§ **GIVEN DATA**
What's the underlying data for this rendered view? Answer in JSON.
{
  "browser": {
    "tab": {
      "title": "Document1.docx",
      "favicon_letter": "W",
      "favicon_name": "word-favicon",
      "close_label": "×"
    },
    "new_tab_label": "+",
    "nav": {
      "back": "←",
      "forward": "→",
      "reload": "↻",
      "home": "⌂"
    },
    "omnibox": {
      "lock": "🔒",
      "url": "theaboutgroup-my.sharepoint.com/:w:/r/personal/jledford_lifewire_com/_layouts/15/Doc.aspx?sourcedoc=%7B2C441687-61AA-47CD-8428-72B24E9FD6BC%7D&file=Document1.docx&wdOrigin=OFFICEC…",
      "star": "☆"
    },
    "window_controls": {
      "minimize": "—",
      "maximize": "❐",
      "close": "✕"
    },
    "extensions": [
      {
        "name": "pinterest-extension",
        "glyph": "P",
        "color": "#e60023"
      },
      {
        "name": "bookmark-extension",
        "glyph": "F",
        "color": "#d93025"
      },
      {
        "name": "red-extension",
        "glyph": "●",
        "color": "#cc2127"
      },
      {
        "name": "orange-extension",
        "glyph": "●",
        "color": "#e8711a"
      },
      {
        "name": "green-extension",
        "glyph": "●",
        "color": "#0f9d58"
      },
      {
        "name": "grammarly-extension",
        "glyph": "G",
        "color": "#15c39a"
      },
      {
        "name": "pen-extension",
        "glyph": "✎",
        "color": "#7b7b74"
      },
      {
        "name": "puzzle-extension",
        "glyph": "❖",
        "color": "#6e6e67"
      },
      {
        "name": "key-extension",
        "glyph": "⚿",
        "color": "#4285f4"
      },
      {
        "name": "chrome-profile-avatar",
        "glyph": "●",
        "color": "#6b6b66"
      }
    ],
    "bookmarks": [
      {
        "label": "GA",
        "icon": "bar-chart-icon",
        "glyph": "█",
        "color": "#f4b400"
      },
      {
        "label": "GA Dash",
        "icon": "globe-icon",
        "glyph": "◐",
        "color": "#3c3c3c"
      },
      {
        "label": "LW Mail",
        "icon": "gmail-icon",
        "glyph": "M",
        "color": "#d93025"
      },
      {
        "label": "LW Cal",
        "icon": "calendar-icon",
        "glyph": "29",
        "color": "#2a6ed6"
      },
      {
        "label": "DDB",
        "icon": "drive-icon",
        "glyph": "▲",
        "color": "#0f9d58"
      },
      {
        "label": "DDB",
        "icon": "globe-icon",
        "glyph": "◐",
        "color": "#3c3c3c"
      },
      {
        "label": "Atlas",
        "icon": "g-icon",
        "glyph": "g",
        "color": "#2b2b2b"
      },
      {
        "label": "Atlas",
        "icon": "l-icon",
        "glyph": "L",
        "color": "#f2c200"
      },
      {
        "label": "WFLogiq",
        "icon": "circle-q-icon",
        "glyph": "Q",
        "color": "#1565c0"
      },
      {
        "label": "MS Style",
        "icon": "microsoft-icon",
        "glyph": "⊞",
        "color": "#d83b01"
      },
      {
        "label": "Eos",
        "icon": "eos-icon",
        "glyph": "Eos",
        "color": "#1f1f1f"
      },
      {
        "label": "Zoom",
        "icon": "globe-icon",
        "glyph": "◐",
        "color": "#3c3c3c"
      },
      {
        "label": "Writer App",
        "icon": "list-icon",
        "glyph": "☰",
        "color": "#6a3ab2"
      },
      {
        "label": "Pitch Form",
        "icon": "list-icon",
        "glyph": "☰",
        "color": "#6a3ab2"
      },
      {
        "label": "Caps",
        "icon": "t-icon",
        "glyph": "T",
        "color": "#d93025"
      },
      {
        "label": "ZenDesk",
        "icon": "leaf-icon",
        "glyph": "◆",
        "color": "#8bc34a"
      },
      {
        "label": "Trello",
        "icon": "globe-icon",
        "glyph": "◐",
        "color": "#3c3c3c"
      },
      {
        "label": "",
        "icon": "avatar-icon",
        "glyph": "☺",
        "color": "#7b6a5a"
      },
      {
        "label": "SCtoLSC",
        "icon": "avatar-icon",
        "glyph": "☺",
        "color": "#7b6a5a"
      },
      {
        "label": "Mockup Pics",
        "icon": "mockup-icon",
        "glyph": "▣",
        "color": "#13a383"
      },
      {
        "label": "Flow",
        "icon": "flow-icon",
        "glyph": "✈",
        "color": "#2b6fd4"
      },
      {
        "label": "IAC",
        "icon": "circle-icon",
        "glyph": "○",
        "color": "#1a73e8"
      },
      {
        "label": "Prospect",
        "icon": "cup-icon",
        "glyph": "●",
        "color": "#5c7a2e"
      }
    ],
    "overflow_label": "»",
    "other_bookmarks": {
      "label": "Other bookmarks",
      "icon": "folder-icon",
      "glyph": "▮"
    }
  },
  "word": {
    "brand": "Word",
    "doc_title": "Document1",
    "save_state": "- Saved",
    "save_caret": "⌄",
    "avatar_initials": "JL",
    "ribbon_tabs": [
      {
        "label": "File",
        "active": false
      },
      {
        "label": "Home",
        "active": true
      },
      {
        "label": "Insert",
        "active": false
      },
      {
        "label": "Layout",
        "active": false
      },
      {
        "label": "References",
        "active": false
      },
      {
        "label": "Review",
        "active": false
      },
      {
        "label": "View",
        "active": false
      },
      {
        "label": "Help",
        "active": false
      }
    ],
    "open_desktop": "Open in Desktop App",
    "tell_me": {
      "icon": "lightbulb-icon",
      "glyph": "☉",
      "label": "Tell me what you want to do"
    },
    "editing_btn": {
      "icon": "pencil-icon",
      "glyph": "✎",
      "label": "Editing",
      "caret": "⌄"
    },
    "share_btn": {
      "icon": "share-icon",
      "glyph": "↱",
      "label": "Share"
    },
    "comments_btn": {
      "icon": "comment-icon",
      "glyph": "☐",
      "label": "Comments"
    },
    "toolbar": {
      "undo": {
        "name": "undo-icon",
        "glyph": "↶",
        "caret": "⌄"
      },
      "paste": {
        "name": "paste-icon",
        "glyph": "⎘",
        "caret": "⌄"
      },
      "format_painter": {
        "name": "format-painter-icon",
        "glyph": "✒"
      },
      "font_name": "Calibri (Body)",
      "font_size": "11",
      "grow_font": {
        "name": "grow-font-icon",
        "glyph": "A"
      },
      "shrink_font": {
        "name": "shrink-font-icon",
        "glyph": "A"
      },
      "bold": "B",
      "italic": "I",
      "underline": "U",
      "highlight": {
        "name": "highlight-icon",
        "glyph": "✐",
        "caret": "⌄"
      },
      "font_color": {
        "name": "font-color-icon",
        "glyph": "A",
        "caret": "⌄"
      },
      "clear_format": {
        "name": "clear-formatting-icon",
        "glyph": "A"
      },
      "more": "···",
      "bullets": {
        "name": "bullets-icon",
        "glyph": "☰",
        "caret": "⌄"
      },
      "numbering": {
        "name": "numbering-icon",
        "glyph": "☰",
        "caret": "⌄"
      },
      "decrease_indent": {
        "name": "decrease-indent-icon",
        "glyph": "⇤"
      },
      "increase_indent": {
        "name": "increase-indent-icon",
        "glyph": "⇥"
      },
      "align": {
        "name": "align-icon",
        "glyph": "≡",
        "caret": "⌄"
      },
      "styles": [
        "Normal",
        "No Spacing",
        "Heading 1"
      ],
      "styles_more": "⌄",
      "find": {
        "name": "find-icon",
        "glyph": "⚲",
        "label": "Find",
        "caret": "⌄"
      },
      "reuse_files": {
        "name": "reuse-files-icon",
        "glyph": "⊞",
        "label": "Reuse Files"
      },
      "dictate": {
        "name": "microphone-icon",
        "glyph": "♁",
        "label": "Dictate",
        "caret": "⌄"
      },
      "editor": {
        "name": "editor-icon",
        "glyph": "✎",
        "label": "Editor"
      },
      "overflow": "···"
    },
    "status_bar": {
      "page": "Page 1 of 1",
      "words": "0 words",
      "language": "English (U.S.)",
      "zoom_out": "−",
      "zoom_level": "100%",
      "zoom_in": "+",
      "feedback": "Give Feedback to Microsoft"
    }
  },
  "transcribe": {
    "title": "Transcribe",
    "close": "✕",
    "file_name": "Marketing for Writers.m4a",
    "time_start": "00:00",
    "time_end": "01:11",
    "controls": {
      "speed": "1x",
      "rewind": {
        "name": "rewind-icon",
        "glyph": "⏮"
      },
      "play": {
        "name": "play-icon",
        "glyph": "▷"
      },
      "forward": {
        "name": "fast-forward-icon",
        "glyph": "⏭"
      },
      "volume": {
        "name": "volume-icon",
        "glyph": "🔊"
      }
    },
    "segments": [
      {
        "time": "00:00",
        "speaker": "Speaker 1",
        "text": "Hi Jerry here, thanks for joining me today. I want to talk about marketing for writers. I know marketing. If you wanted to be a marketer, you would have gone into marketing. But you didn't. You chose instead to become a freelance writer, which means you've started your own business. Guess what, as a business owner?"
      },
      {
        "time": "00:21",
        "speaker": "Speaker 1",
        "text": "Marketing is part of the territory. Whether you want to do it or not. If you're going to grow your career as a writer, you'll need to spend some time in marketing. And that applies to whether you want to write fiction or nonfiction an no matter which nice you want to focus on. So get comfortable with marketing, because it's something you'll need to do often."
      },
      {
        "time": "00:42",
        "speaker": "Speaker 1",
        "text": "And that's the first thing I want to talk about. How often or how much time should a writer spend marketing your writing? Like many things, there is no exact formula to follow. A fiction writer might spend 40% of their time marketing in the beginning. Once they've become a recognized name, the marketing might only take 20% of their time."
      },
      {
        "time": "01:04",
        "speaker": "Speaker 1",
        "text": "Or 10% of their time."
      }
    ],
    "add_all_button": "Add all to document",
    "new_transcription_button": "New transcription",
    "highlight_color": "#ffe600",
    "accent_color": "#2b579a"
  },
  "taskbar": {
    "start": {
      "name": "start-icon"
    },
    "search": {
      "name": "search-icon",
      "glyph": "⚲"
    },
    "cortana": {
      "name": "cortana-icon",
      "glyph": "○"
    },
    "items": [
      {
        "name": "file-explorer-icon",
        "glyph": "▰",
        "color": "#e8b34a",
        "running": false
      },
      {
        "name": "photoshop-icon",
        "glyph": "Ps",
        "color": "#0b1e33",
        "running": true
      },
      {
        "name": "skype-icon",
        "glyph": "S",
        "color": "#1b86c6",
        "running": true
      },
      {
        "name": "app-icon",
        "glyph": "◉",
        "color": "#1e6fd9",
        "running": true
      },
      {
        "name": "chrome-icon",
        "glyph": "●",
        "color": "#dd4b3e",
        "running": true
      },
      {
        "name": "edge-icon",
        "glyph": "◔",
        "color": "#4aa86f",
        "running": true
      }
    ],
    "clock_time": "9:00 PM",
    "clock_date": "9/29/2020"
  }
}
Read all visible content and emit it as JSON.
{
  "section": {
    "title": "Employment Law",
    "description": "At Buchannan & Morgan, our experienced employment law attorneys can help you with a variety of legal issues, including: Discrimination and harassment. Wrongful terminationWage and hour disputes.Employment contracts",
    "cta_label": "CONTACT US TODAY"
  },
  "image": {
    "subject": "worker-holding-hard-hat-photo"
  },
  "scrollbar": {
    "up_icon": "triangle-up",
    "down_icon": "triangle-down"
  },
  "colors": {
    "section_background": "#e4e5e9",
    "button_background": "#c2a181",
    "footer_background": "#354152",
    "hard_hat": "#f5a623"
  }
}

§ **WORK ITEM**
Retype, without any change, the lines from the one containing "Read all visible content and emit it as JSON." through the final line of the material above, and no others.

§ **WRITTEN SOLUTION**
Read all visible content and emit it as JSON.
{
  "section": {
    "title": "Employment Law",
    "description": "At Buchannan & Morgan, our experienced employment law attorneys can help you with a variety of legal issues, including: Discrimination and harassment. Wrongful terminationWage and hour disputes.Employment contracts",
    "cta_label": "CONTACT US TODAY"
  },
  "image": {
    "subject": "worker-holding-hard-hat-photo"
  },
  "scrollbar": {
    "up_icon": "triangle-up",
    "down_icon": "triangle-down"
  },
  "colors": {
    "section_background": "#e4e5e9",
    "button_background": "#c2a181",
    "footer_background": "#354152",
    "hard_hat": "#f5a623"
  }
}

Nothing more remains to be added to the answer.